Cincinnati Police Chief Urges Youth To 'Stay Involved In What's Happening'
Cincinnati Police Chief Eliot Isaac joined a video chat Wednesday hosted by Cincinnati Public Schools and Cohear to answer student questions about his tenure with the Cincinnati Police Department, how police can better interact with minority communities, and how he, as a black man, is feeling in this current climate.
Students from Aiken, Riverview East, Hughes, Walnut Hills and other CPS high schools shared their concerns about feeling misunderstood by police and what the department is doing to fix those relationships.
"Many of the concerns you have, I share those same concerns," Isaac told the group. "Relationships are the key to everything. Everything we do is about relationships."
He offered examples of the department's outreach, like its cadet and Police Explorer programs and its annual youth summit, as well as its sports and "Shop with a Cop" offerings.
Isaac acknowledged the department could do a better job of sharing all it does. "What we don't do well is we don't tell our story well," he said.
He added how when something is terrible and wrong - like the recent deaths of George Floyd and Breonna Taylor, which have sparked three weeks of protests in Cincinnati and across the nation - "it's very hard to say, 'Well, we do stuff with kids.' "

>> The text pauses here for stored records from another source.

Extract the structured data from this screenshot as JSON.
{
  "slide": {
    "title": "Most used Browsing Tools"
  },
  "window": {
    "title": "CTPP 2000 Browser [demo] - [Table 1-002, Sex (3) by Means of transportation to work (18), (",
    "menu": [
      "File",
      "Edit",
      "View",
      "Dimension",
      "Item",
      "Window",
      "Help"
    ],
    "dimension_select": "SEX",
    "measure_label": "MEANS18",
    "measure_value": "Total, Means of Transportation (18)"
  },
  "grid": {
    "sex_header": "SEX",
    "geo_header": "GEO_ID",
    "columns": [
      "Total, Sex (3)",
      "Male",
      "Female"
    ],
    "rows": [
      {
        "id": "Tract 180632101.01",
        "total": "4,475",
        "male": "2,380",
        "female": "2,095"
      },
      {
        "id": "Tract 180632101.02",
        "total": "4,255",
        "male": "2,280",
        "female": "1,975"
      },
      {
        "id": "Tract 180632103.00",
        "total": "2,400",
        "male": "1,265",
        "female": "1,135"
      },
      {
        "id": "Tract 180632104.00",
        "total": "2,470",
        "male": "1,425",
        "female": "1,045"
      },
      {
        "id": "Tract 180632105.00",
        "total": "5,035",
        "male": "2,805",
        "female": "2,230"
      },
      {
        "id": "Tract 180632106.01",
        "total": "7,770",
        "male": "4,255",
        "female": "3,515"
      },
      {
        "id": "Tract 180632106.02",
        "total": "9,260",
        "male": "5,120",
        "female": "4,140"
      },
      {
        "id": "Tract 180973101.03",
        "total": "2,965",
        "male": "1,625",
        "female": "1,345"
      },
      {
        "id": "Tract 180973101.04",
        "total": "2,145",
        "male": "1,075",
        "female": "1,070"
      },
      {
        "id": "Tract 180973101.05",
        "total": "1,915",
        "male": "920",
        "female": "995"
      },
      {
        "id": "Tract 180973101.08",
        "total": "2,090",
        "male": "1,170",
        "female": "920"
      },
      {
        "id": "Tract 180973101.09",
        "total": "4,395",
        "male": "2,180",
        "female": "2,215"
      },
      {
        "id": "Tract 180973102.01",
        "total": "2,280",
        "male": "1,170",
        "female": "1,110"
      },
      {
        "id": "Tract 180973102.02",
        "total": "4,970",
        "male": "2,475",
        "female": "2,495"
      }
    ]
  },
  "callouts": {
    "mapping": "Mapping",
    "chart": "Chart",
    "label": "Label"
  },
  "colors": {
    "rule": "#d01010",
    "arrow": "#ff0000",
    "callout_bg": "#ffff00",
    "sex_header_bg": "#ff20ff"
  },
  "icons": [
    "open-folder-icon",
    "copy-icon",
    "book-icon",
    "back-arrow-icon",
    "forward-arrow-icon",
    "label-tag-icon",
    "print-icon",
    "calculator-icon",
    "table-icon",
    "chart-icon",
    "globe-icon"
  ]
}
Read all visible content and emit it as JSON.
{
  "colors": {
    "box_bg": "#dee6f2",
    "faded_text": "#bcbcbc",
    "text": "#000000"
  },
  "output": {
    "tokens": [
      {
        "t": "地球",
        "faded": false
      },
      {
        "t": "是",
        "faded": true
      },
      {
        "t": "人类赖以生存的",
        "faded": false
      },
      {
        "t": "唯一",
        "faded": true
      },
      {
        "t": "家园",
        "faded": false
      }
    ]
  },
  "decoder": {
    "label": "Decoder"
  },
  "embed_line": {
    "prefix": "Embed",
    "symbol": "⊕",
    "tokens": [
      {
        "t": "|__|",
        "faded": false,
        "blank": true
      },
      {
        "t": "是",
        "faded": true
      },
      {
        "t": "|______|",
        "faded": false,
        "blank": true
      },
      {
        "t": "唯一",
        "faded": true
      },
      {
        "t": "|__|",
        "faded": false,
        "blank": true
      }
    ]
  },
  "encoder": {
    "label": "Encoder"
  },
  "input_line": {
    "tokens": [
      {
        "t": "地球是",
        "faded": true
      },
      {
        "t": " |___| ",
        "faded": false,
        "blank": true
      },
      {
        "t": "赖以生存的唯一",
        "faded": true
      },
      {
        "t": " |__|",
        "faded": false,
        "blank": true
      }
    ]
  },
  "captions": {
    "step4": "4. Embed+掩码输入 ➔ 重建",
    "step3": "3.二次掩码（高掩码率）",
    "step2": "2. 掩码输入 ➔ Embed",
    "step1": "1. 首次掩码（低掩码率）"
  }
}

"You don't want to hear that. You want to hear how something that horrible can never happen again," Isaac continued. "And I understand that. I get it. I understand why people are angry. I'm angry. I've done this job for 32 years. And the reason I got into this work is because of experiences I had with police and how I was treated."
He encouraged students to continue reaching out to police to talk about the changes they would like to see. "Reach out to us and pull us in where you see a void and where we can connect," he said. "That is critical and that is something new that I haven't seen in the past. You all are reaching out to us and it is so very helpful."
A student asked Isaac what he is doing within the department to make sure officers aren't racist or biased. "When I've seen it, I've tried to take action," he answered, noting training and disciplinary action he took against CPD officers who were caught using the n-word last year.
Isaac also said that is why he is a big proponent of the department's body-worn camera program. He mentioned a recent training the department undertook called "Empathy Through History" that looked at the evolution of policing and why such a large part of the African American community feels the way they feel about police. "It's because of that history," he said. "It's undeniable."
Immediately after, a student asked how it felt for him to hear that black kids are "taught" how to stay alive when they encounter police.
Isaac said it makes him feel "terrible."
"But it also - I know that it's necessary," he said. "I've had those same talks with my children, with my nieces and nephews. ... Here in Cincinnati, I'm fairly well known. But when I travel, people don't recognize me. They see me as a fairly large black man and those things cross my mind. If I'm stopped by a police officer some place, I'm very cognizant of how I behave as well."
He ended by acknowledging the significance of youth voices in this current movement.
"The changes that will be made now will be what impacts your life as you all move into adulthood and the children you will have one day," he said. "It's so important that you all pay attention, that you have a voice, and that you stay politically involved in what's happening."